Bohner has been conducting soybean nutrient response trials for the past 10 years. In the research, Bohner has built-up the soil test levels, to be in a maintenance to draw down range, for just phosphorus (P) or just potassium (K) or both P and K, to compare to lower soil test value soils. The crop rotation has been corn, soybeans and wheat.
“If your soil test is on the lower end, and you apply the recommended fertilizer P and K, based on the soil test levels, we found a 5-bushel increase,” Bohner said. “When we compare that to a field where we have built the soil test levels, and apply additional P and K, we did not see a yield increase.”
“Soybeans will respond to fertilizer application of P and K if the soil test is on the lower side, but not yield as high as soybeans in fields with good soil test levels of P and K and not additional application,” Bohner said. “Soil health and healthy plant roots also play a role in the results.”
Farmers and researchers alike have asked the question if soybeans will respond to a nitrogen (N) fertilizer application?
“The amount of N it takes to raise an 80-bushel soybean crop is tremendous,” Bohner said. “When measuring the total N in the seed and stover for an 80-bushel soybean crop, it takes 387 pounds, compared to 270 pounds of N in a 200-bushel corn crop.”
While soybeans can fix their own nitrogen, it is not enough to maximize their genetic yield potential.
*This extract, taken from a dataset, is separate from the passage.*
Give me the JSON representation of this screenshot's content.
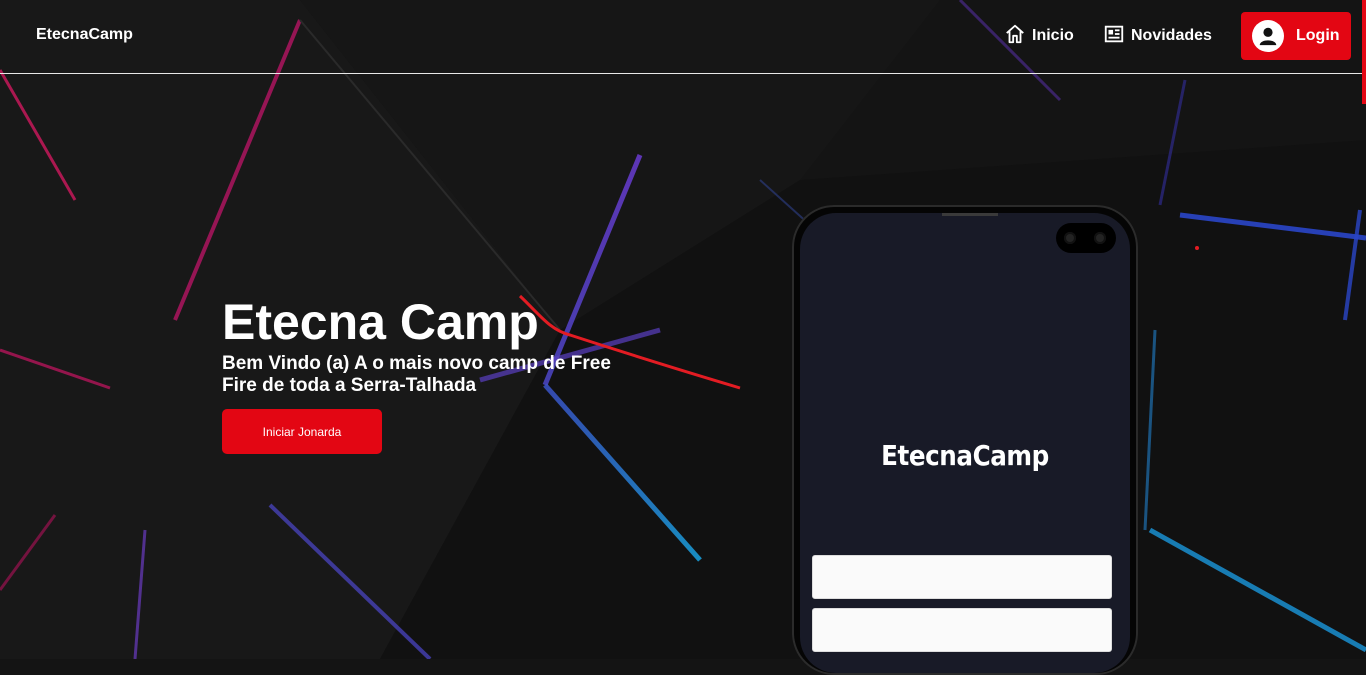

“There is evidence that 300 to 350 pounds of N is all that is available in the soil and that the plant can fix. That is nowhere near the 500 pounds of N needed for a 100-bushel soybean crop. That raises the question if we can boost yields with N fertilizer supplemented,” Bohner said. “Unfortunately, the trial results are not consistent.
“Some 2020 data showed that soybean yield can be boosted if nutrients are an issue. If beans are planted early in the spring, and in a no-till environment, there could be stress, and an opportunity for a response to supplemental nutrients.”
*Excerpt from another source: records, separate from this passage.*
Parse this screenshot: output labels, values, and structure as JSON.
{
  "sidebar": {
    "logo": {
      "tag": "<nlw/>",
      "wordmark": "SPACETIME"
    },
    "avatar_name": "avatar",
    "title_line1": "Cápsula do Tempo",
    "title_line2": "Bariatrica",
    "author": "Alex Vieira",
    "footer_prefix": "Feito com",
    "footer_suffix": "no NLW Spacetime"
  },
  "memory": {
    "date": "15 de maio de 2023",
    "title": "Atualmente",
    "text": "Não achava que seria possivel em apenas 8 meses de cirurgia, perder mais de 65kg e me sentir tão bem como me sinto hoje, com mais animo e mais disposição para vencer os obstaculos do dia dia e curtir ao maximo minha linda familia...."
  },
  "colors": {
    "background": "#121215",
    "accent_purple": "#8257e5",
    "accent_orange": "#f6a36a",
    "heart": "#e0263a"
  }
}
In the 2020 trial, comparisons were made between Urea alone, or Ammonium Sulfate alone, or Aspire alone, or Aspire + MESZ + KMAG + AMS, or Aspire + MESZ + KMAG + AMS + Stratego Pro (at R1.5) + Acapela (at R3.5).
“There was no significant increase with urea or ammonium sulfate, but adding Aspire or an aspire package with MESZ and KMAG and AMS added more yield,” Bohner said. “I am convinced that if a farmer is going to apply additional nutrients to soybeans, increasing yield is about the entire nutrient package, not just one or two nutrients. The other factor is that the more inputs you add, economics can become a factor. There is still a lot to learn about feeding soybeans.”